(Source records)
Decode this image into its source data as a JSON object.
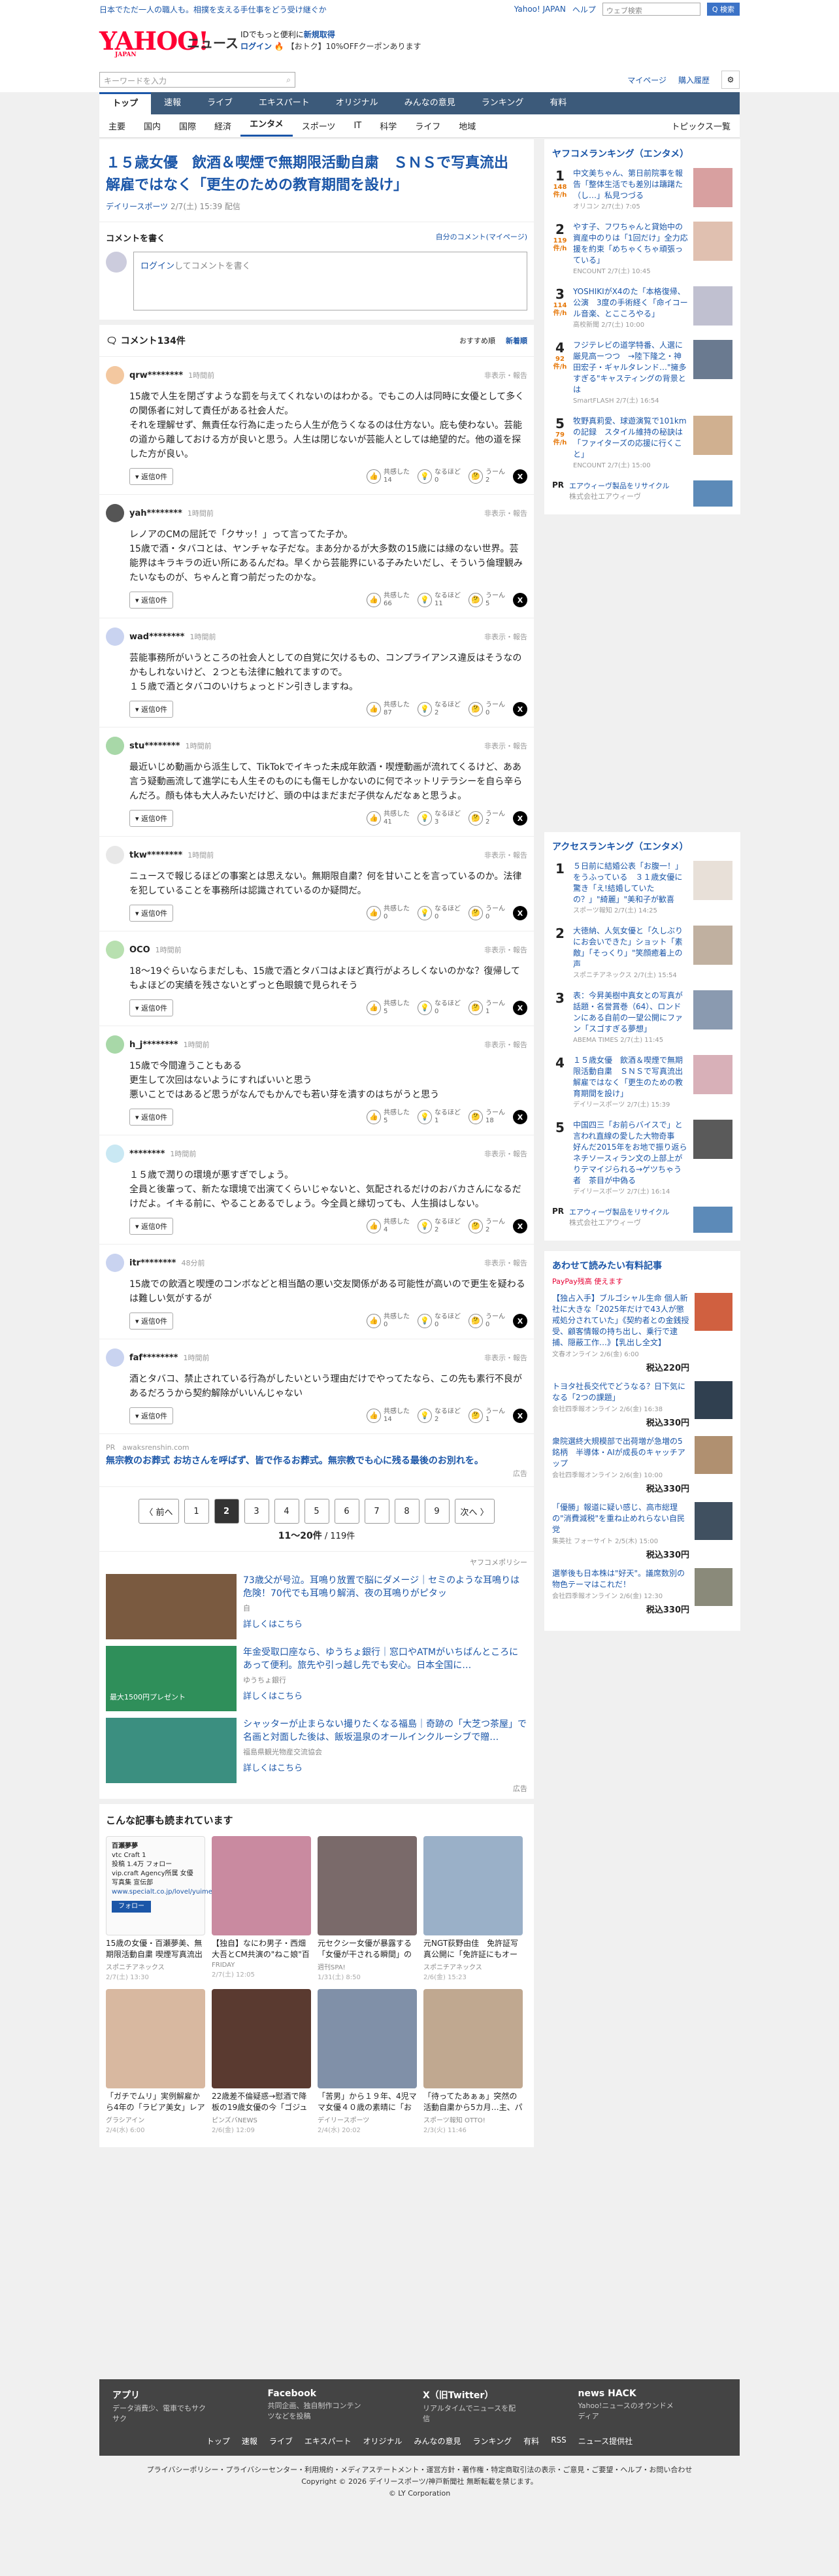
{
  "top": {
    "promo": "日本でただ一人の職人も。相撲を支える手仕事をどう受け継ぐか",
    "links": [
      "Yahoo! JAPAN",
      "ヘルプ"
    ],
    "search_ph": "ウェブ検索",
    "search_btn": "Q 検索"
  },
  "header": {
    "logo": "YAHOO!",
    "logo_sub": "JAPAN",
    "news": "ニュース",
    "id_line1": "IDでもっと便利に",
    "id_line1b": "新規取得",
    "id_line2": "ログイン",
    "id_line2b": "【おトク】10%OFFクーポンあります"
  },
  "search": {
    "placeholder": "キーワードを入力",
    "mypage": "マイページ",
    "history": "購入履歴"
  },
  "nav": [
    "トップ",
    "速報",
    "ライブ",
    "エキスパート",
    "オリジナル",
    "みんなの意見",
    "ランキング",
    "有料"
  ],
  "subnav": [
    "主要",
    "国内",
    "国際",
    "経済",
    "エンタメ",
    "スポーツ",
    "IT",
    "科学",
    "ライフ",
    "地域"
  ],
  "topics": "トピックス一覧",
  "article": {
    "title": "１５歳女優　飲酒＆喫煙で無期限活動自粛　ＳＮＳで写真流出　解雇ではなく「更生のための教育期間を設け」",
    "source": "デイリースポーツ",
    "date": "2/7(土) 15:39 配信"
  },
  "write": {
    "title": "コメントを書く",
    "mine": "自分のコメント(マイページ)",
    "login": "ログイン",
    "prompt": "してコメントを書く"
  },
  "comments_head": {
    "count": "コメント134件",
    "sort1": "おすすめ順",
    "sort2": "新着順"
  },
  "labels": {
    "report": "非表示・報告",
    "reply": "▾ 返信0件",
    "like": "共感した",
    "nrh": "なるほど",
    "hmm": "うーん"
  },
  "comments": [
    {
      "user": "qrw********",
      "time": "1時間前",
      "text": "15歳で人生を閉ざすような罰を与えてくれないのはわかる。でもこの人は同時に女優として多くの関係者に対して責任がある社会人だ。\nそれを理解せず、無責任な行為に走ったら人生が危うくなるのは仕方ない。庇も使わない。芸能の道から離しておける方が良いと思う。人生は閉じないが芸能人としては絶望的だ。他の道を探した方が良い。",
      "a": "14",
      "b": "0",
      "c": "2"
    },
    {
      "user": "yah********",
      "time": "1時間前",
      "text": "レノアのCMの屈託で「クサッ！」って言ってた子か。\n15歳で酒・タバコとは、ヤンチャな子だな。まあ分かるが大多数の15歳には縁のない世界。芸能界はキラキラの近い所にあるんだね。早くから芸能界にいる子みたいだし、そういう倫理観みたいなものが、ちゃんと育つ前だったのかな。",
      "a": "66",
      "b": "11",
      "c": "5"
    },
    {
      "user": "wad********",
      "time": "1時間前",
      "text": "芸能事務所がいうところの社会人としての自覚に欠けるもの、コンプライアンス違反はそうなのかもしれないけど、２つとも法律に触れてますので。\n１５歳で酒とタバコのいけちょっとドン引きしますね。",
      "a": "87",
      "b": "2",
      "c": "0"
    },
    {
      "user": "stu********",
      "time": "1時間前",
      "text": "最近いじめ動画から派生して、TikTokでイキった未成年飲酒・喫煙動画が流れてくるけど、ああ言う疑動画流して進学にも人生そのものにも傷モしかないのに何でネットリテラシーを自ら辛らんだろ。顔も体も大人みたいだけど、頭の中はまだまだ子供なんだなぁと思うよ。",
      "a": "41",
      "b": "3",
      "c": "2"
    },
    {
      "user": "tkw********",
      "time": "1時間前",
      "text": "ニュースで報じるほどの事案とは思えない。無期限自粛？何を甘いことを言っているのか。法律を犯していることを事務所は認識されているのか疑問だ。",
      "a": "0",
      "b": "0",
      "c": "0"
    },
    {
      "user": "OCO",
      "time": "1時間前",
      "text": "18〜19ぐらいならまだしも、15歳で酒とタバコはよほど真行がよろしくないのかな？復帰してもよほどの実績を残さないとずっと色眼鏡で見られそう",
      "a": "5",
      "b": "0",
      "c": "1"
    },
    {
      "user": "h_j********",
      "time": "1時間前",
      "text": "15歳で今間違うこともある\n更生して次回はないようにすればいいと思う\n悪いことではあるど思うがなんでもかんでも若い芽を潰すのはちがうと思う",
      "a": "5",
      "b": "1",
      "c": "18"
    },
    {
      "user": "********",
      "time": "1時間前",
      "text": "１５歳で潤りの環境が悪すぎでしょう。\n全員と後輩って、新たな環境で出演てくらいじゃないと、気配されるだけのおバカさんになるだけだよ。イキる前に、やることあるでしょう。今全員と縁切っても、人生損はしない。",
      "a": "4",
      "b": "2",
      "c": "2"
    },
    {
      "user": "itr********",
      "time": "48分前",
      "text": "15歳での飲酒と喫煙のコンボなどと相当酷の悪い交友関係がある可能性が高いので更生を疑わるは難しい気がするが",
      "a": "0",
      "b": "0",
      "c": "0"
    },
    {
      "user": "faf********",
      "time": "1時間前",
      "text": "酒とタバコ、禁止されている行為がしたいという理由だけでやってたなら、この先も素行不良があるだろうから契約解除がいいんじゃない",
      "a": "14",
      "b": "2",
      "c": "1"
    }
  ],
  "ad": {
    "pr": "PR",
    "domain": "awaksrenshin.com",
    "text": "無宗教のお葬式 お坊さんを呼ばず、皆で作るお葬式。無宗教でも心に残る最後のお別れを。",
    "tag": "広告"
  },
  "pager": {
    "prev": "〈 前へ",
    "pages": [
      "1",
      "2",
      "3",
      "4",
      "5",
      "6",
      "7",
      "8",
      "9"
    ],
    "current": "2",
    "next": "次へ 〉",
    "range": "11〜20件",
    "total": "/ 119件"
  },
  "sponsor": {
    "policy": "ヤフコメポリシー",
    "items": [
      {
        "title": "73歳父が号泣。耳鳴り放置で脳にダメージ｜セミのような耳鳴りは危険！70代でも耳鳴り解消、夜の耳鳴りがピタッ",
        "src": "自",
        "more": "詳しくはこちら"
      },
      {
        "title": "年金受取口座なら、ゆうちょ銀行｜窓口やATMがいちばんところにあって便利。旅先や引っ越し先でも安心。日本全国に…",
        "src": "ゆうちょ銀行",
        "more": "詳しくはこちら",
        "badge": "最大1500円プレゼント"
      },
      {
        "title": "シャッターが止まらない撮りたくなる福島｜奇跡の「大芝つ茶屋」で名画と対面した後は、飯坂温泉のオールインクルーシブで贈…",
        "src": "福島県観光物産交流協会",
        "more": "詳しくはこちら"
      }
    ],
    "tag": "広告"
  },
  "related": {
    "title": "こんな記事も読まれています",
    "items": [
      {
        "t": "15歳の女優・百瀬夢美、無期限活動自粛 喫煙写真流出に事務所…",
        "s": "スポニチアネックス",
        "d": "2/7(土) 13:30"
      },
      {
        "t": "【独自】なにわ男子・西畑大吾とCM共演の\"ねこ娘\"百瀬夢夢が…",
        "s": "FRIDAY",
        "d": "2/7(土) 12:05"
      },
      {
        "t": "元セクシー女優が暴露する「女優が干される瞬間」のリアル。簡…",
        "s": "週刊SPA!",
        "d": "1/31(土) 8:50"
      },
      {
        "t": "元NGT荻野由佳　免許証写真公開に「免許証にもオーラが」「こん…",
        "s": "スポニチアネックス",
        "d": "2/6(金) 15:23"
      },
      {
        "t": "「ガチでムリ」実例解雇から4年の「ラビア美女」レアな発言フ…",
        "s": "グラシアイン",
        "d": "2/4(水) 6:00"
      },
      {
        "t": "22歳差不倫疑惑→慰酒で降板の19歳女優の今「ゴジュウジャー…",
        "s": "ピンズバNEWS",
        "d": "2/6(金) 12:09"
      },
      {
        "t": "「苦男」から１９年、4児ママ女優４０歳の素晴に「お人形さん…",
        "s": "デイリースポーツ",
        "d": "2/4(水) 20:02"
      },
      {
        "t": "「待ってたあぁぁ」突然の活動自粛から5カ月…主、パパになっ…",
        "s": "スポーツ報知 OTTO!",
        "d": "2/3(火) 11:46"
      }
    ],
    "ad": {
      "name": "百瀬夢夢",
      "handle": "vtc Craft 1",
      "posts": "投稿",
      "followers": "1.4万",
      "following": "フォロー",
      "desc": "vip.craft Agency所属 女優 写真集 宣伝部",
      "url": "www.specialt.co.jp/lovel/yuime",
      "follow": "フォロー"
    }
  },
  "ranking": {
    "title": "ヤフコメランキング（エンタメ）",
    "unit": "件/h",
    "items": [
      {
        "no": "1",
        "pv": "148",
        "t": "中文美ちゃん、第日前院事を報告「整体生活でも差別は躊躇た（し…」私見つづる",
        "s": "オリコン 2/7(土) 7:05"
      },
      {
        "no": "2",
        "pv": "119",
        "t": "やす子、フワちゃんと貸始中の資産中のりは「1回だけ」全力応援を約束「めちゃくちゃ頑張っている」",
        "s": "ENCOUNT 2/7(土) 10:45"
      },
      {
        "no": "3",
        "pv": "114",
        "t": "YOSHIKIがX4のた「本格復帰、公演　3度の手術経く「命イコール音楽、とこころやる」",
        "s": "高校新聞 2/7(土) 10:00"
      },
      {
        "no": "4",
        "pv": "92",
        "t": "フジテレビの道学特番、人選に厳見高ーつつ　→陸下隆之・神田宏子・ギャルタレンド…\"擁多すぎる\"キャスティングの背景とは",
        "s": "SmartFLASH 2/7(土) 16:54"
      },
      {
        "no": "5",
        "pv": "79",
        "t": "牧野真莉愛、球遊演覧で101kmの記録　スタイル維持の秘訣は「ファイターズの応援に行くこと」",
        "s": "ENCOUNT 2/7(土) 15:00"
      }
    ],
    "pr": {
      "label": "PR",
      "t": "エアウィーヴ製品をリサイクル",
      "s": "株式会社エアウィーヴ"
    }
  },
  "access": {
    "title": "アクセスランキング（エンタメ）",
    "items": [
      {
        "no": "1",
        "t": "５日前に結婚公表「お腹一！」をうふっている　３１歳女優に驚き「え!結婚していたの？」\"綺麗」\"美和子が歓喜",
        "s": "スポーツ報知 2/7(土) 14:25"
      },
      {
        "no": "2",
        "t": "大徳納、人気女優と「久しぶりにお会いできた」ショット「素敵」「そっくり」\"笑顔癒着上の声",
        "s": "スポニチアネックス 2/7(土) 15:54"
      },
      {
        "no": "3",
        "t": "表：今昇美樹中真女との写真が話題・名誉賞巻（64）、ロンドンにある自前の一望公開にファン「スゴすぎる夢想」",
        "s": "ABEMA TIMES 2/7(土) 11:45"
      },
      {
        "no": "4",
        "t": "１５歳女優　飲酒＆喫煙で無期限活動自粛　ＳＮＳで写真流出　解雇ではなく「更生のための教育期間を設け」",
        "s": "デイリースポーツ 2/7(土) 15:39"
      },
      {
        "no": "5",
        "t": "中国四三「お前らバイスで」と言われ直線の愛した大物奇事　好んだ2015年をお地で振り返らネチソースィラン文の上部上がりテマイジられる→ゲツちゃう者　茶目が中偽る",
        "s": "デイリースポーツ 2/7(土) 16:14"
      }
    ],
    "pr": {
      "label": "PR",
      "t": "エアウィーヴ製品をリサイクル",
      "s": "株式会社エアウィーヴ"
    }
  },
  "paid": {
    "title": "あわせて読みたい有料記事",
    "pp": "PayPay残高 使えます",
    "items": [
      {
        "t": "【独占入手】ブルゴシャル生命 個人新社に大きな「2025年だけで43人が懲戒処分されていた」《契約者との金銭授受、顧客情報の持ち出し、乗行で逮捕、隠蔽工作…》【乳出し全文】",
        "s": "文春オンライン 2/6(金) 6:00",
        "p": "税込220円"
      },
      {
        "t": "トヨタ社長交代でどうなる？日下気になる「2つの課題」",
        "s": "会社四季報オンライン 2/6(金) 16:38",
        "p": "税込330円"
      },
      {
        "t": "衆院選終大規模部で出荷増が急増の5銘柄　半導体・AIが成長のキャッチアップ",
        "s": "会社四季報オンライン 2/6(金) 10:00",
        "p": "税込330円"
      },
      {
        "t": "「優勝」報道に疑い感じ、高市総理の\"消費減税\"を重ね止めれらない自民党",
        "s": "集英社 フォーサイト 2/5(木) 15:00",
        "p": "税込330円"
      },
      {
        "t": "選挙後も日本株は\"好天\"。議席数別の物色テーマはこれだ！",
        "s": "会社四季報オンライン 2/6(金) 12:30",
        "p": "税込330円"
      }
    ]
  },
  "footer": {
    "apps": [
      {
        "t": "アプリ",
        "s": "データ消費少、電車でもサクサク"
      },
      {
        "t": "Facebook",
        "s": "共同企画、独自制作コンテンツなどを投稿"
      },
      {
        "t": "X（旧Twitter）",
        "s": "リアルタイムでニュースを配信"
      },
      {
        "t": "news HACK",
        "s": "Yahoo!ニュースのオウンドメディア"
      }
    ],
    "links": [
      "トップ",
      "速報",
      "ライブ",
      "エキスパート",
      "オリジナル",
      "みんなの意見",
      "ランキング",
      "有料",
      "RSS",
      "ニュース提供社"
    ],
    "legal": "プライバシーポリシー・プライバシーセンター・利用規約・メディアステートメント・運営方針・著作権・特定商取引法の表示・ご意見・ご要望・ヘルプ・お問い合わせ",
    "copy1": "Copyright © 2026 デイリースポーツ/神戸新聞社 無断転載を禁じます。",
    "copy2": "© LY Corporation"
  }
}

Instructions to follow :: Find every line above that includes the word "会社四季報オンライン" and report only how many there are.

Response :: 3